Excerpts from an interface dataset
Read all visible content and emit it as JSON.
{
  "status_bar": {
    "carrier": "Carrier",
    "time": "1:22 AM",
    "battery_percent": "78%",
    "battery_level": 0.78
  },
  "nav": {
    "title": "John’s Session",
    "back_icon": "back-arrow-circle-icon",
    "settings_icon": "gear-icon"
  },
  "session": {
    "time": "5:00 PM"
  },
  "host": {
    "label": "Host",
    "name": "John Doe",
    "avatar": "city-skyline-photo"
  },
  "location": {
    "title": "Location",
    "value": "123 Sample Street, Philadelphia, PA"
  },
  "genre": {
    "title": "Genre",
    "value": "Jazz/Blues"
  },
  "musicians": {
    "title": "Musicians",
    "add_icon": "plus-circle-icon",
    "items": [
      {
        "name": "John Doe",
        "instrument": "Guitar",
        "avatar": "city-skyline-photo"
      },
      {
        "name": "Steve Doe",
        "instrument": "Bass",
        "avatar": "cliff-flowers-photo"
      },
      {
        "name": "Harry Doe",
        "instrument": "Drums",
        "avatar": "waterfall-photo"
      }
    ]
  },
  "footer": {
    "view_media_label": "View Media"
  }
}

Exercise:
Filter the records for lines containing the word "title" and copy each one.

Expected output:
    "title": "John’s Session",
    "title": "Location",
    "title": "Genre",
    "title": "Musicians",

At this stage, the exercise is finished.